*** Begin section ***
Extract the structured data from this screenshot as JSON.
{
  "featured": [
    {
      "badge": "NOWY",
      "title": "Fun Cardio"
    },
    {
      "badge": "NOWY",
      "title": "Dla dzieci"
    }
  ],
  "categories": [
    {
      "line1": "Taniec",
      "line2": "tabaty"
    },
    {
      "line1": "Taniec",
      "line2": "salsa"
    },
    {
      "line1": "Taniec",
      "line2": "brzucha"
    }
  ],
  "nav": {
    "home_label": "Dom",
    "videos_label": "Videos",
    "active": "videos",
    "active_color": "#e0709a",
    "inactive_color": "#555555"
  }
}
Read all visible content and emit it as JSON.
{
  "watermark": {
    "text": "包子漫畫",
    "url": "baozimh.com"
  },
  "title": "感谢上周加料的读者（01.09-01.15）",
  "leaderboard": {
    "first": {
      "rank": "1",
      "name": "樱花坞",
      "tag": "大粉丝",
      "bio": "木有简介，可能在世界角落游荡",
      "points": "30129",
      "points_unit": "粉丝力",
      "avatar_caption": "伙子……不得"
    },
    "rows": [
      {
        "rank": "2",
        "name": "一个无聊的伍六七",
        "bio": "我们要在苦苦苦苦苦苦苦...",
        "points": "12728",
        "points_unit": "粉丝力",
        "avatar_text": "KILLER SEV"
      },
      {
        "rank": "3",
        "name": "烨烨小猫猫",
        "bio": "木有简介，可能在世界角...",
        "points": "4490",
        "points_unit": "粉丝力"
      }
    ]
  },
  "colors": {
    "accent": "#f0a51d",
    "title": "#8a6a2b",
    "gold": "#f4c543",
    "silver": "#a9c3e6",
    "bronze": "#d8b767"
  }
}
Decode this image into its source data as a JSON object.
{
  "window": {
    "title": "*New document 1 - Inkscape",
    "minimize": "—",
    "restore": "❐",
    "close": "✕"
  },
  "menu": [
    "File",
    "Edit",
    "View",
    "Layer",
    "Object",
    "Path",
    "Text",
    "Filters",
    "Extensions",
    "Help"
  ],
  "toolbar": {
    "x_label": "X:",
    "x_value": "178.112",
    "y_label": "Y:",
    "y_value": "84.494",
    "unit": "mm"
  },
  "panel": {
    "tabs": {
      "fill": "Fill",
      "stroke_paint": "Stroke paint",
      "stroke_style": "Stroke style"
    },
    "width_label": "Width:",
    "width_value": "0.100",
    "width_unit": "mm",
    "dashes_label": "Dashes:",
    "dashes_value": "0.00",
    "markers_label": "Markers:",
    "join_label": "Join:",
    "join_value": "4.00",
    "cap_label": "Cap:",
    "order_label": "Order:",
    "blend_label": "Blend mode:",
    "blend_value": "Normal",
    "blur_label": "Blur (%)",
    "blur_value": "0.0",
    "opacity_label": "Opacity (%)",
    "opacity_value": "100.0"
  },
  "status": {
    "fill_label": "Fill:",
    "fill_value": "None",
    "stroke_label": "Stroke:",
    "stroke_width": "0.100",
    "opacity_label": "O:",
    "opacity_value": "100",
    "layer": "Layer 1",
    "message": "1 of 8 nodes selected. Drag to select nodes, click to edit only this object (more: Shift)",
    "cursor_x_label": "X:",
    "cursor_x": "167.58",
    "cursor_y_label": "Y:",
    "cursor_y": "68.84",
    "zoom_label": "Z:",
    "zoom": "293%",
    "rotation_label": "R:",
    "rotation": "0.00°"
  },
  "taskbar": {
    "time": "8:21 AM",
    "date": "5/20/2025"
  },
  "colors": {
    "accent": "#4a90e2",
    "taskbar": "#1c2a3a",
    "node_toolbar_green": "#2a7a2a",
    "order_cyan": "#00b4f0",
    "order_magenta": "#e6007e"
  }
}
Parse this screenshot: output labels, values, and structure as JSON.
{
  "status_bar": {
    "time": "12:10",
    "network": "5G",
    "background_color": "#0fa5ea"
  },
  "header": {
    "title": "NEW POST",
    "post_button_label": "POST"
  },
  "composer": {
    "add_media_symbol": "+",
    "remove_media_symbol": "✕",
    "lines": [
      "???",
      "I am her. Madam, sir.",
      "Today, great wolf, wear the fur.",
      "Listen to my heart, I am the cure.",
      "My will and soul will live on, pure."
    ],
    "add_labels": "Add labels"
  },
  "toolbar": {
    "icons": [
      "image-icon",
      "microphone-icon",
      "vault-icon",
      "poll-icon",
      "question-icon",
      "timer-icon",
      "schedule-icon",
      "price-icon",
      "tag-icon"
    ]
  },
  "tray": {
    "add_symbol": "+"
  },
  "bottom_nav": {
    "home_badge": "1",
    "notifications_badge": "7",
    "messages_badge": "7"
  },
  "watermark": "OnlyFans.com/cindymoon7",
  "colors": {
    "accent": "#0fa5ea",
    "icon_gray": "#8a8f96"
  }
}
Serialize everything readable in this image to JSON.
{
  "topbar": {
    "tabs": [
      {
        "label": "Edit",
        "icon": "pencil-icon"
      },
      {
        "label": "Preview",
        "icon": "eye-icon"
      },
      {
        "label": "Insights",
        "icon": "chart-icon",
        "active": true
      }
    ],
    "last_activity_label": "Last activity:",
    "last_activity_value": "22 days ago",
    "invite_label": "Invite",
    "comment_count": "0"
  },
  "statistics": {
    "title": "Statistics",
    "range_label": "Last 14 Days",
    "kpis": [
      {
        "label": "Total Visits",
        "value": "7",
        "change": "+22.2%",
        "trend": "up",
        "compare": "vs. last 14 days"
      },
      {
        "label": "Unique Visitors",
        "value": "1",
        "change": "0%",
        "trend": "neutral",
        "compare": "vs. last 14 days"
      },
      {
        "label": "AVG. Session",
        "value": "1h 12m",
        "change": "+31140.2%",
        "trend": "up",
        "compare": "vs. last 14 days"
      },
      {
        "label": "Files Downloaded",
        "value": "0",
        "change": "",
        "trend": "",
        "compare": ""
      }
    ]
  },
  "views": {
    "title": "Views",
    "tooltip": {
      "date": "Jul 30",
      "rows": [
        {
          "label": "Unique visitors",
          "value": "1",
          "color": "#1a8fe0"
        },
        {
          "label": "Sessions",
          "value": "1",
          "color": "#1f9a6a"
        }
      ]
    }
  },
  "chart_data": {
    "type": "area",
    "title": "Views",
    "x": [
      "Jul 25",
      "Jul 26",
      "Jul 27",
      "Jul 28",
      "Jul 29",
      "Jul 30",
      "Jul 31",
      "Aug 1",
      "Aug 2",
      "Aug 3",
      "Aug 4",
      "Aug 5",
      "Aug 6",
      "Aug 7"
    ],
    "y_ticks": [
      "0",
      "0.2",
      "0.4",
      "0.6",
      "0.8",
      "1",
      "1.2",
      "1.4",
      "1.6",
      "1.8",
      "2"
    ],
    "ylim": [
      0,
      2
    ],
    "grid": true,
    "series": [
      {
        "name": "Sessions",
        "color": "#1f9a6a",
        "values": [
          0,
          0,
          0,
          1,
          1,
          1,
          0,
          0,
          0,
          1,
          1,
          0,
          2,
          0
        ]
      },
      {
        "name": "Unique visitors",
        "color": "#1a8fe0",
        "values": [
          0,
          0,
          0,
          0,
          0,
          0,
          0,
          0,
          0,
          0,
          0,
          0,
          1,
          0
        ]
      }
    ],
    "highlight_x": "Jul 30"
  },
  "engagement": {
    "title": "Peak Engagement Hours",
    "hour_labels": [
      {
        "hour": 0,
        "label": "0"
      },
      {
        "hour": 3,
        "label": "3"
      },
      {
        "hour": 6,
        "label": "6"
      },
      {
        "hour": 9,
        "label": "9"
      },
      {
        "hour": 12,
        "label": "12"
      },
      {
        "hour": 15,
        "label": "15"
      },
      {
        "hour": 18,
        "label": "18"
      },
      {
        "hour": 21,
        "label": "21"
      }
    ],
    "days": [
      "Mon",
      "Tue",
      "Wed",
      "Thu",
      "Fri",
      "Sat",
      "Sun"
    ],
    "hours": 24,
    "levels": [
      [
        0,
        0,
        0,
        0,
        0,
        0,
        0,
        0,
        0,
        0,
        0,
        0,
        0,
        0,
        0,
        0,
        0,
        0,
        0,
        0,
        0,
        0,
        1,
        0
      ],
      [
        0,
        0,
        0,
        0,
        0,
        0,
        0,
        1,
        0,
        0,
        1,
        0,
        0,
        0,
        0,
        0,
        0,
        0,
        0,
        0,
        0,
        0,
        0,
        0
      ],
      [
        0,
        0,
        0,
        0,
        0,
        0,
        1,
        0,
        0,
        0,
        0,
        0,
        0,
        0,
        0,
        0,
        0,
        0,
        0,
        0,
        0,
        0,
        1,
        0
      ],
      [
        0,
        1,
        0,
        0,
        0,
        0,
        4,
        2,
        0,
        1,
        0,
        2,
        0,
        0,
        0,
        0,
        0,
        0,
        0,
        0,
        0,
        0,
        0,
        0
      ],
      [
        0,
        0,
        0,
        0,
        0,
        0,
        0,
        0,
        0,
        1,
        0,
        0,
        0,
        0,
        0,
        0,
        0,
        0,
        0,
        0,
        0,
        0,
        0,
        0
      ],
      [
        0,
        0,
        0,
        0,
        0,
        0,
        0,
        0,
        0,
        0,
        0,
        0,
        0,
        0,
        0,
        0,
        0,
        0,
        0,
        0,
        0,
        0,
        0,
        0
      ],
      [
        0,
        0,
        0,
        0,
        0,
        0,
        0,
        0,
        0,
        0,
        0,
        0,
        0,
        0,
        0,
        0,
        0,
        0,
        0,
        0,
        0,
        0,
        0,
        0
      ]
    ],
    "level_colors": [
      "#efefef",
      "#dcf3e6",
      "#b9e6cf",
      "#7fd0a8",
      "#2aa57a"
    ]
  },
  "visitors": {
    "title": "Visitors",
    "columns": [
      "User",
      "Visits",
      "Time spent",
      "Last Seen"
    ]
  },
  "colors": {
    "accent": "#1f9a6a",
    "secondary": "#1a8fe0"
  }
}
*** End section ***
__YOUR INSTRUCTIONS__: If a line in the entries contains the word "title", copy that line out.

__RESULT OF THE TASK__:
      "title": "Fun Cardio"
      "title": "Dla dzieci"
  "title": "感谢上周加料的读者（01.09-01.15）",
    "title": "#8a6a2b",
    "title": "*New document 1 - Inkscape",
    "title": "NEW POST",
    "title": "Statistics",
    "title": "Views",
    "title": "Views",
    "title": "Peak Engagement Hours",
    "title": "Visitors",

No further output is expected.